Well, I think he meant primary CPU PCIe lanes for GPU. That practically any larger board has 2 slots that can be used for graphics cards.
And while true, with PCIe 4.0 one can sacrifice 1/2 of bandwidth for GPU and use 2nd slot for something else.
And those PCIe to M.2 cards are rather cheap today. Issue is in finding 2x M.2 to x8 PCIe.
Products like this are kind of rare in good prices.
When looking at the chipset diagrams for the x16 from the CPU, it doesn't look like it can do anything other than x16 or dual X8.
So you might not be able to put a dual M2 card in the second slot.
Thats what I was thinking.
Yes, not easy thing to get exactly as someone likes it.
For PCIe 3.0 there was not big demand in PC world, therefore no products. So there are very few good and reasonably priced products.
I think Supermicro AOC-SHG3-4M2P provides good M.2 slot count for price. And unless someone needs all 4 M.2 drives to pull/push data at same time... Very good.

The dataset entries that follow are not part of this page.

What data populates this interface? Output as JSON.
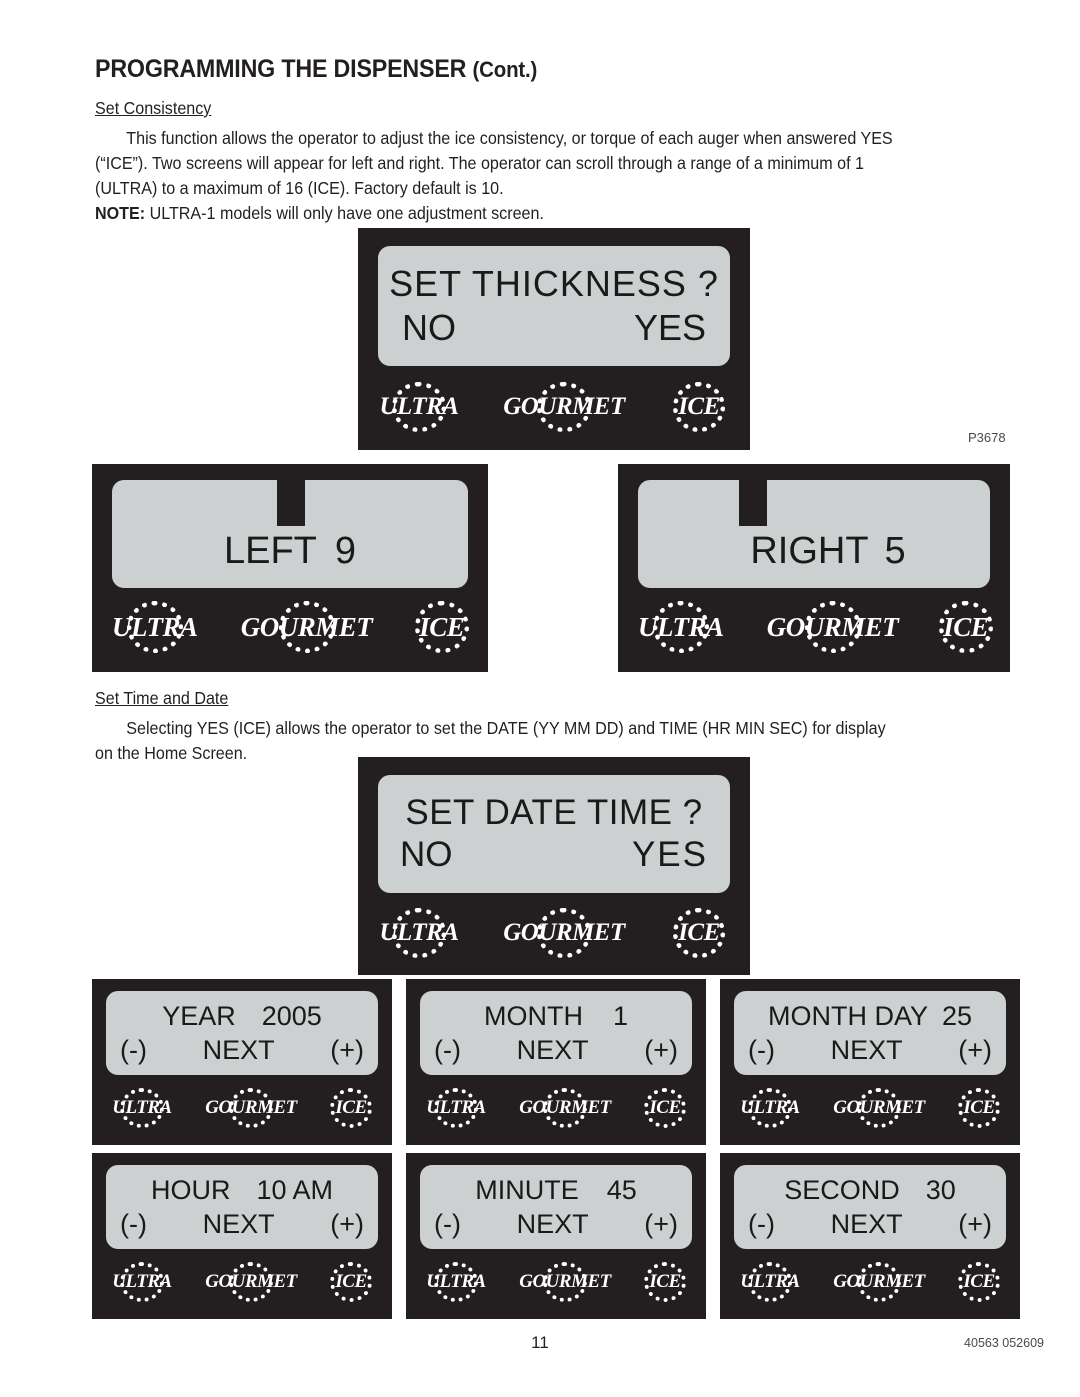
{
  "header": {
    "title": "PROGRAMMING THE DISPENSER",
    "title_suffix": "(Cont.)"
  },
  "sections": [
    {
      "heading": "Set Consistency",
      "body_line1": "This function allows the operator to adjust the ice consistency, or torque of each auger when answered YES",
      "body_line2": "(“ICE”). Two screens will appear for left and right. The operator can scroll through a range of a minimum of 1",
      "body_line3": "(ULTRA) to a maximum of 16 (ICE). Factory default is 10.",
      "note_label": "NOTE:",
      "note_text": " ULTRA-1 models will only have one adjustment screen."
    },
    {
      "heading": "Set Time and Date",
      "body_line1": "Selecting YES (ICE) allows the operator to set the DATE (YY MM DD) and TIME (HR MIN SEC) for display",
      "body_line2": "on the Home Screen."
    }
  ],
  "logo": {
    "ultra": "ULTRA",
    "gourmet": "GOURMET",
    "ice": "ICE"
  },
  "screens": {
    "set_thickness": {
      "line1": "SET  THICKNESS  ?",
      "line2_left": "NO",
      "line2_right": "YES"
    },
    "left_consistency": {
      "label": "LEFT",
      "value": "9"
    },
    "right_consistency": {
      "label": "RIGHT",
      "value": "5"
    },
    "set_date_time": {
      "line1": "SET DATE TIME ?",
      "line2_left": "NO",
      "line2_right": "YES"
    },
    "year": {
      "label": "YEAR",
      "value": "2005"
    },
    "month": {
      "label": "MONTH",
      "value": "1"
    },
    "month_day": {
      "label": "MONTH DAY",
      "value": "25"
    },
    "hour": {
      "label": "HOUR",
      "value": "10 AM"
    },
    "minute": {
      "label": "MINUTE",
      "value": "45"
    },
    "second": {
      "label": "SECOND",
      "value": "30"
    },
    "nav": {
      "minus": "(-)",
      "next": "NEXT",
      "plus": "(+)"
    }
  },
  "figure_reference": "P3678",
  "footer": {
    "page_number": "11",
    "doc_code": "40563 052609"
  },
  "colors": {
    "bezel": "#231f20",
    "lcd": "#cdd0d1",
    "text": "#231f20"
  }
}
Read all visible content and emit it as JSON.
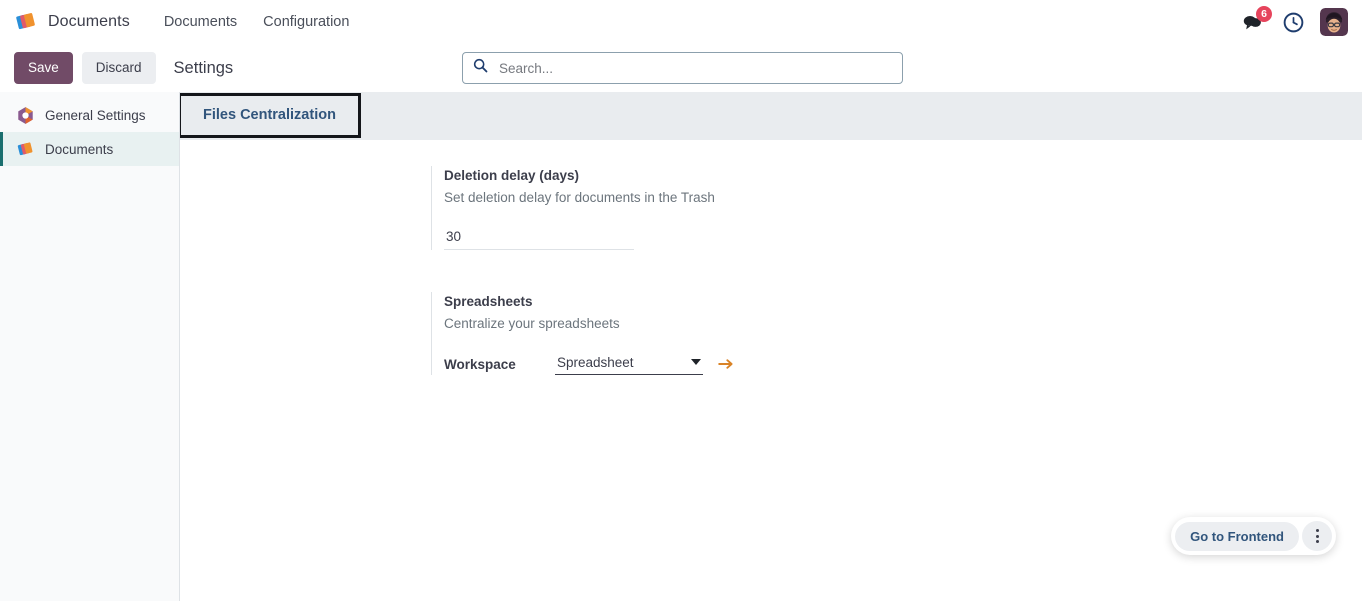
{
  "navbar": {
    "brand": "Documents",
    "logo_icon": "documents-logo-icon",
    "menu": [
      {
        "label": "Documents",
        "name": "nav-item-documents"
      },
      {
        "label": "Configuration",
        "name": "nav-item-configuration"
      }
    ],
    "messages_icon": "messages-icon",
    "messages_count": "6",
    "activities_icon": "clock-activities-icon",
    "avatar_icon": "user-avatar"
  },
  "control_panel": {
    "save_label": "Save",
    "discard_label": "Discard",
    "breadcrumb": "Settings",
    "search_placeholder": "Search...",
    "search_value": "",
    "search_icon": "search-icon"
  },
  "sidebar": {
    "items": [
      {
        "label": "General Settings",
        "icon": "general-settings-icon",
        "active": false
      },
      {
        "label": "Documents",
        "icon": "documents-logo-icon",
        "active": true
      }
    ]
  },
  "tabs": [
    {
      "label": "Files Centralization",
      "active": true
    }
  ],
  "settings": {
    "blocks": [
      {
        "title": "Deletion delay (days)",
        "description": "Set deletion delay for documents in the Trash",
        "field_type": "number",
        "field_value": "30"
      },
      {
        "title": "Spreadsheets",
        "description": "Centralize your spreadsheets",
        "field_type": "select",
        "field_label": "Workspace",
        "field_value": "Spreadsheet",
        "caret_icon": "chevron-down-icon",
        "internal_link_icon": "arrow-right-internal-link-icon"
      }
    ]
  },
  "frontend_widget": {
    "button_label": "Go to Frontend",
    "kebab_icon": "kebab-menu-icon"
  },
  "colors": {
    "brand_purple": "#714B67",
    "badge_red": "#e6445c",
    "active_teal": "#1a6e6e",
    "tab_blue": "#31557c"
  }
}
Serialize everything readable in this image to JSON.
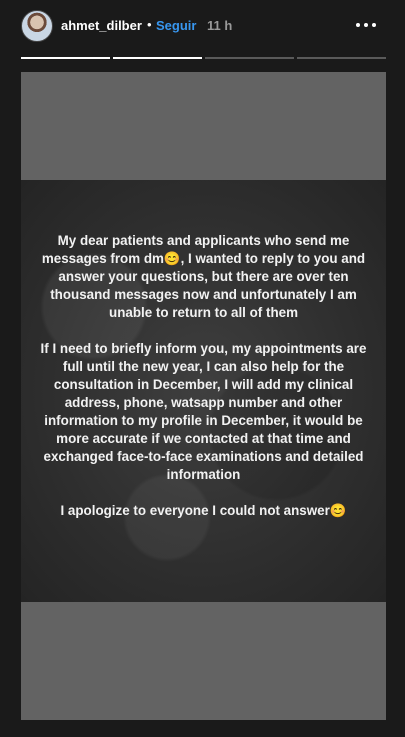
{
  "header": {
    "username": "ahmet_dilber",
    "separator": "•",
    "follow_label": "Seguir",
    "time": "11 h"
  },
  "progress": {
    "segments": [
      {
        "fill": 1.0
      },
      {
        "fill": 1.0
      },
      {
        "fill": 0.0
      },
      {
        "fill": 0.0
      }
    ]
  },
  "story": {
    "paragraphs": [
      "My dear patients and applicants who send me messages from dm😊, I wanted to reply to you and answer your questions, but there are over ten thousand messages now and unfortunately I am unable to return to all of them",
      "If I need to briefly inform you, my appointments are full until the new year, I can also help for the consultation in December, I will add my clinical address, phone, watsapp number and other information to my profile in December, it would be more accurate if we contacted at that time and exchanged face-to-face examinations and detailed information",
      "I apologize to everyone I could not answer😊"
    ]
  },
  "icons": {
    "avatar": "avatar-photo",
    "more": "more-horizontal-icon"
  }
}
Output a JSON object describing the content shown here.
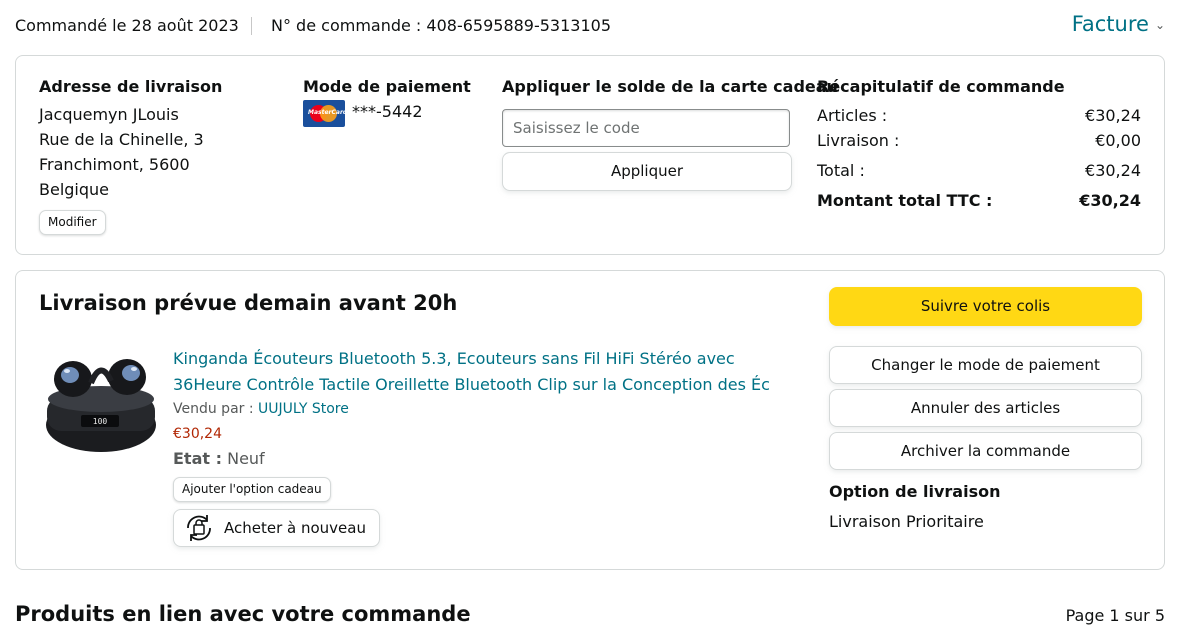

But what I meant is that with PCIe 4.0+ bandwidths for GPUs will be overkill and people will start to look more often on alternative slot use.
I am sure that prices will go down soonish (tm).